Mange Lead To A Real Load On The Dog’s Immune Mechanism As It Makes An Attempt To Attack And Eject The Mites.

If you think that your dog is subjected to mange, you need to handle it right away. As a responsible pet owner, you can't just leave your dog to the mercy of these microscopic bugs that might flourish, copy, and infest the skin and hair of your dog. In merely an example of a few days, you'll see that your dog’s hide would be red from itching and its hair would begin to fall off. But the worse thing is that mange can be moved to you too. This kind is generally a result of mites and is often found in puppies. Now we move on to the 2nd type, demodectic mange.

If not treated this mange can become more significant and grow at a fast rate as the mites grow in number and start feeding off the injured skin pores. The mites attack below the follicles causing outbreaks and baldness. In the event you can not bring your dog to his vet straight away, the safest treatment you can give your dog is applying natural cures. The majority of these natural cures can be discovered right in your kitchen. A substitute for cooking oil is cleaning the affected area with dog soap and halfhearted water. Cooking oil is a good solution to alleviate inflammation, as it has the capability to kill the mites harassing your dog. Mange bring about a real strain on the dog’s immune system as it attempts to attack and eject the mites. An oatmeal bath can cleanse your pooch. When a patch of skin gets infected and the dog’s defenses are puny, then you have got the potential for much bigger issues.

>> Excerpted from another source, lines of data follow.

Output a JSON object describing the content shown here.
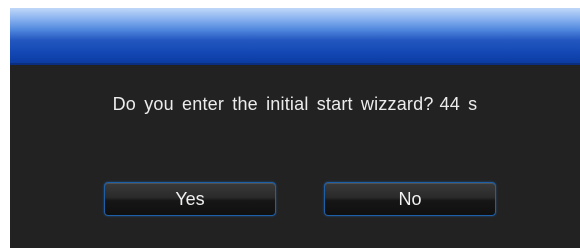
{
  "dialog": {
    "message": "Do you enter the initial start wizzard?",
    "countdown": "44 s",
    "buttons": {
      "yes_label": "Yes",
      "no_label": "No"
    }
  },
  "colors": {
    "background": "#222222",
    "title_bar": "#1448b4",
    "button_border": "#1e60a8",
    "text": "#ececec"
  }
}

The standard test is to take a skin dumping and putting it under the microscope. Evidence of mange Knowing the symptoms is vital because even the vet will have trouble positively identifying mange. A vet will take a sample with a scraping of the skin, but can often diagnose the problem quickly primarily based on the animal’s appearance. When a dog has been diagnosed as having sarcoptic mange, in most cases they're going to receive weekly injections of Ivermetcin for at least a month. Cortisone helps a lot to stop itching. Ivermetcin and insecticide dips may treat the base of the issue, and ointments could be used to treat the sores on the skin. In addition, each animal which has received exposure to sarcoptic mange must be treated, whether or not they do not seem to be sick.